One notable difference between the first issue and the second is the use of color. Though most of the issue is in black and white, there’s a moment where a subtle pink color is used to emphasize the creepiness of a scene and also works to tie the cover to the interior art. We see something similar with the cover art for Long Lost #2, which uses an intensified version of the color scheme from the first issue.
The second reason it took me so long to gather my thoughts was that I fell into an internet hole in researching “Farewell Transmission,” the Jason Molina song this issue is titled for. It wasn’t until I read about Molina’s life and death and listened to the song a few times over that the feelings I was trying to articulate in this review crystallized.

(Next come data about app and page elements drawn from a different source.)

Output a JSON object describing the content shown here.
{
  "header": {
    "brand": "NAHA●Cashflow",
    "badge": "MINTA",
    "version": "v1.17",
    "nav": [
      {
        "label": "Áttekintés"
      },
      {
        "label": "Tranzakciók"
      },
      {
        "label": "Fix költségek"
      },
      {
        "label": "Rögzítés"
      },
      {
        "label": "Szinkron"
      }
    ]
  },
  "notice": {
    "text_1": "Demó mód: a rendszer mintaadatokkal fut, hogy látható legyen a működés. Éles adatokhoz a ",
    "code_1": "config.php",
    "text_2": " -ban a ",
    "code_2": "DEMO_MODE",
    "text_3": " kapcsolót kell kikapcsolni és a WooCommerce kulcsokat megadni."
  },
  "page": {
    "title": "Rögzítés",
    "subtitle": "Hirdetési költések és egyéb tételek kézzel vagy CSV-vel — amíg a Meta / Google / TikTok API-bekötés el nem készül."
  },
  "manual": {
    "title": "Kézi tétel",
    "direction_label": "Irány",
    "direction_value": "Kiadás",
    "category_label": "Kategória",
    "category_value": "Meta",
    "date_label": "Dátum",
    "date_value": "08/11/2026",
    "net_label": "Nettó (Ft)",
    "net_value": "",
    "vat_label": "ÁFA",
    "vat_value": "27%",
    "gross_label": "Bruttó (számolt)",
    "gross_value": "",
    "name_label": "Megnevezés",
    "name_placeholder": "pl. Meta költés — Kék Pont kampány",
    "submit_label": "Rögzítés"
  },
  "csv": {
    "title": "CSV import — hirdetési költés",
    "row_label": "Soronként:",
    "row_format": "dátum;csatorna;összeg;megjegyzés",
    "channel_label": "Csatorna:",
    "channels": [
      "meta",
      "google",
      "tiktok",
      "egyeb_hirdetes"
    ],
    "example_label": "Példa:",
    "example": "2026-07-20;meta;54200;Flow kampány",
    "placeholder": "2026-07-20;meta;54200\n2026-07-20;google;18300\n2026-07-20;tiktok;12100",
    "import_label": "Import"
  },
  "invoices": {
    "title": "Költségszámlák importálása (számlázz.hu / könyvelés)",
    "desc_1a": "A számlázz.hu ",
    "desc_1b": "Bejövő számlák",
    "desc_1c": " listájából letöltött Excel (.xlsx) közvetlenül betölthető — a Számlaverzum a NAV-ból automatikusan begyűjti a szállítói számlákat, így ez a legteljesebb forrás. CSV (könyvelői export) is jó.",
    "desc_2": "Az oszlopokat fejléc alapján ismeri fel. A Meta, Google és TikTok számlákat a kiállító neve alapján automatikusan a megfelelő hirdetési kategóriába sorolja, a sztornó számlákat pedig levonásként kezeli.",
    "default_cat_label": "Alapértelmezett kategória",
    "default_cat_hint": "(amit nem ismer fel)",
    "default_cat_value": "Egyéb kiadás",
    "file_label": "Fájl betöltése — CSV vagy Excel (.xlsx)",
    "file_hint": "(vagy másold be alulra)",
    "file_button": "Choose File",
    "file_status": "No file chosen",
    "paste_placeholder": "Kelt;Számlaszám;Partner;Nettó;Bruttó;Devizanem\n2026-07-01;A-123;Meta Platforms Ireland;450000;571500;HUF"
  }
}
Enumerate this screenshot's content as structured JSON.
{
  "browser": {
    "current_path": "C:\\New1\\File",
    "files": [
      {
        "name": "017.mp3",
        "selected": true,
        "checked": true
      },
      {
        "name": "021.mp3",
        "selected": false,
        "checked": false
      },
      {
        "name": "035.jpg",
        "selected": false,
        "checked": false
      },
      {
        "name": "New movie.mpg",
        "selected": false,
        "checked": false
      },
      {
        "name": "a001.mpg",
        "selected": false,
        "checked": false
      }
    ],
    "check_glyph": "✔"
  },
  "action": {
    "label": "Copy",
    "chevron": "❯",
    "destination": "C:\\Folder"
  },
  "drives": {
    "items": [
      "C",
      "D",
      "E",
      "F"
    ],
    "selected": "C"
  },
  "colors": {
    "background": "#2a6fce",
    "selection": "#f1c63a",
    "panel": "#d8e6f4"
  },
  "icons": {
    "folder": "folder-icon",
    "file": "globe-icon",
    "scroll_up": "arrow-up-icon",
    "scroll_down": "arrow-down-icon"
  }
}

“Farewell Transmission” is a song about reckoning with mortality and the uncertainty of what comes next, which Erman and Sterle convey in both writing and art. There is horror in the story, yes, but there’s deep sadness, loneliness, and a sense of loss present as well. The lyrics included throughout the issue are a reminder that Piper and Frances are still very much unknown to the reader, and that they don’t have an easy road ahead.
The first two issues are compelling in their establishment of the tense relationship between Piper and Frances, the girls’ mysterious past, and their even more mysterious future. The emotional and atmospheric tone of the comic helps to create a haunting, intriguing story that leave me hungry and excited for the moment when the plot comes crashing together.
Story: Matthew Erman Art: Lisa Sterle
Story: 10 Art: 10 Overall: 10 Recommendation: Buy